CityBeat's out of touch
Aaryn Belfer's sneering, thinly veiled anti-Catholicism exemplifies what's wrong with CityBeat [“Backwards & in High Heels,” Feb. 18]. She rarely writes anything constructive in her columns, or hardly anything informative about San Diego.
Belfer's ridicule of Catholic beliefs shows her intolerance. She implies that an inept 20-year-old writer, a Holocaust-denying bishop and an outdated Pope are representative of about 1 billion Catholics. They're not.
Catholicism has evolved into a pluralistic community. Catholics live according to individual conscience and have the right to disagree with Church authorities.
CityBeat has space for forgettable rants by gloomy columnists and for frequent preaching about foreign policy. But it has little space for news about San Diego. It's not a coincidence that CityBeat has shrunk by about 20 pages in the past year. The newspaper is out of touch with San Diego.
The irony is that Belfer's column describes the San Diego Reader as a “dressed-up-in-alt-weekly-clothing publication best used as an Ambien substitute—since it's both sleep-inducing and non-addictive.” Does she think CityBeat is much better?
Florencio Ramos,University Heights
Editor's note: It actually might be a coincidence. CityBeat's advertising revenue had been growing steadily, and its page count had been holding firm, until the economy tanked last fall.
I don't know why the federal government can't create its own health insurance company and run it at non-profit [“Editorial,” March 4]. Call it Fannie Hip—provides basic coverage to all Americans on a sliding-scale, participation is voluntary (you can buy your premium health insurance through a private insurer if you want). Doctors and hospitals would be forced to accept it. The “company” would be subsidized by a tax on private insurers, and those who chose to buy their own private insurance, well, that income wouldn't be tax-free anymore. The government company would create not only more jobs, which we need, but also competition in the industry, as well, driving down the price of private insurance. It's win-win.

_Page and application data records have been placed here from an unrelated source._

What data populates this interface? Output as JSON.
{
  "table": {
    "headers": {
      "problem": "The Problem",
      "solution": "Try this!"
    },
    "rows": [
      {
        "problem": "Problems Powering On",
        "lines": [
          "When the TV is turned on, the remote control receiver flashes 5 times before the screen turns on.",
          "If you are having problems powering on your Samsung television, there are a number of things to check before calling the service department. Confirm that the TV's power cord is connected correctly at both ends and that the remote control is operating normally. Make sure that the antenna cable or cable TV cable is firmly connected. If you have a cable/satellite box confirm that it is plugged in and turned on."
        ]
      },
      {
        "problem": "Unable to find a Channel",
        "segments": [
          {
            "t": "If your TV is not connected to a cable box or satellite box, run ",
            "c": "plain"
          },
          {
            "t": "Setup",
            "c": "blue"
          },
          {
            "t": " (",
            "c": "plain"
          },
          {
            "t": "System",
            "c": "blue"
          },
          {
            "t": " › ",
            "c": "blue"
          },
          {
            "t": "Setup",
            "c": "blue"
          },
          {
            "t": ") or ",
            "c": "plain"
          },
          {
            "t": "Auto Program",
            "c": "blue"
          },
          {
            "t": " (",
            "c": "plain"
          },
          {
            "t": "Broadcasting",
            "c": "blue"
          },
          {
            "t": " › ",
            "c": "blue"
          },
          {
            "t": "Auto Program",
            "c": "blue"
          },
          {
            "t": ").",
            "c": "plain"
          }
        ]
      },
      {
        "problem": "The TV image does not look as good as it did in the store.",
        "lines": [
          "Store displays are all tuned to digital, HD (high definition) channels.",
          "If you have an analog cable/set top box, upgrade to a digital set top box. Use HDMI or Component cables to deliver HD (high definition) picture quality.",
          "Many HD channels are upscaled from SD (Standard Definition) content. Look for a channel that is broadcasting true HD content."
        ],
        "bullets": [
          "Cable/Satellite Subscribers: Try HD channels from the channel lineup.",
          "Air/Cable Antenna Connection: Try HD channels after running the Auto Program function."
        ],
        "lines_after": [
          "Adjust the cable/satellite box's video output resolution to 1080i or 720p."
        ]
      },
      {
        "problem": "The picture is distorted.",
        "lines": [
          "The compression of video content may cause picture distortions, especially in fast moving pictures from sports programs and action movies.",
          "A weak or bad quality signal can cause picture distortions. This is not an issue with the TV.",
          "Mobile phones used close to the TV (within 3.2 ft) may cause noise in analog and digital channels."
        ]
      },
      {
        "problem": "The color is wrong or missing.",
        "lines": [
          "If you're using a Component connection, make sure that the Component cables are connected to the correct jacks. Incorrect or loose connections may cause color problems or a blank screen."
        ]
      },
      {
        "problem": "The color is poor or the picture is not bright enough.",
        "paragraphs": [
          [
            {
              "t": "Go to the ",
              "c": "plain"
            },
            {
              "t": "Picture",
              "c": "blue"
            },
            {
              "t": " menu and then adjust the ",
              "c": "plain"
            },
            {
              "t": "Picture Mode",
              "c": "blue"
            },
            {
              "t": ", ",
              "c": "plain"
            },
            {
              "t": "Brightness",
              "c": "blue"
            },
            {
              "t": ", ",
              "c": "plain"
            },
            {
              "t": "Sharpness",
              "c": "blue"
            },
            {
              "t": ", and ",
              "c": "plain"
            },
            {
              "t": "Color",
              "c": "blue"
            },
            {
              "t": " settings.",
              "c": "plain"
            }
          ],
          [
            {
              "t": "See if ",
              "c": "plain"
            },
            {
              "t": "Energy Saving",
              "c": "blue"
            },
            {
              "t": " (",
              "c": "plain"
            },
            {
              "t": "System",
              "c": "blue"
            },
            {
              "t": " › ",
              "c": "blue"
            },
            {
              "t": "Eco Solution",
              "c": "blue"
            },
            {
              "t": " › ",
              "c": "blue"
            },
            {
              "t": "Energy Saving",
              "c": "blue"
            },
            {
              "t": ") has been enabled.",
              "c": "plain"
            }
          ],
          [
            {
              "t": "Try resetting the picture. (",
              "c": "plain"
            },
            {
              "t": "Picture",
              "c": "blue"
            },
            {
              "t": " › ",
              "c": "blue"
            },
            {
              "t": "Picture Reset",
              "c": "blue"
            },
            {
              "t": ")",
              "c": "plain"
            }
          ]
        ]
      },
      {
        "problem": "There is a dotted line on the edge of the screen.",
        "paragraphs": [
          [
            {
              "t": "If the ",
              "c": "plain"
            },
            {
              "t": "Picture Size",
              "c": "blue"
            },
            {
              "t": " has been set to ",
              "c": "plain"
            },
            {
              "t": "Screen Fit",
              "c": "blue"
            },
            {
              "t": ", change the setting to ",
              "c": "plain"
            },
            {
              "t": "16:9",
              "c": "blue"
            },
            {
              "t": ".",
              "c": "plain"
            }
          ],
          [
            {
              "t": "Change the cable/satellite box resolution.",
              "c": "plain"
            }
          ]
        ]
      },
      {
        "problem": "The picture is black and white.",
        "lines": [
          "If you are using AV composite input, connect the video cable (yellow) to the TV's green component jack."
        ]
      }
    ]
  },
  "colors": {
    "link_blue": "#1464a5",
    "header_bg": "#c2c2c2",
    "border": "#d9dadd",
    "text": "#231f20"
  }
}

James P. Castranova II, Esq.,South Park
The myth of socialism
Your March 4 editorial hit the nail on the head. I'll add another factor of the “for-profit insurance model” mentioned in the piece. Healthcare IT and other cost-saving measures are commonly bandied about as solutions. Such solutions are moot because in a for-profit model, cost savings go to executives and shareholders; they are not passed on to the consumer.
By the way, the mention of socialism in the editorial brings to mind another dynamic that is in play. Socialism is the new talking point being thrown around by the GOP, the religious right and others—and especially by what I call the ESSS (echo-spin-scare-smear machine.) America has always had elements of socialism, public education, for example. The socialism claptrap is just propaganda to create a knee-jerk reaction to the mere mention of the word; it's the same way that “liberal media,” “liberal elite” and other myths have been exploited. They also are trying to exploit the conflation of “socialism” with “communism” in the minds of many. I would remind people that the New Deal and the Great Society implemented many social programs, and we certainly weren't a socialist country back then, and we were fighting the commies tooth and nail—either directly or by proxy.
Dan Jacobs,Mira Mesa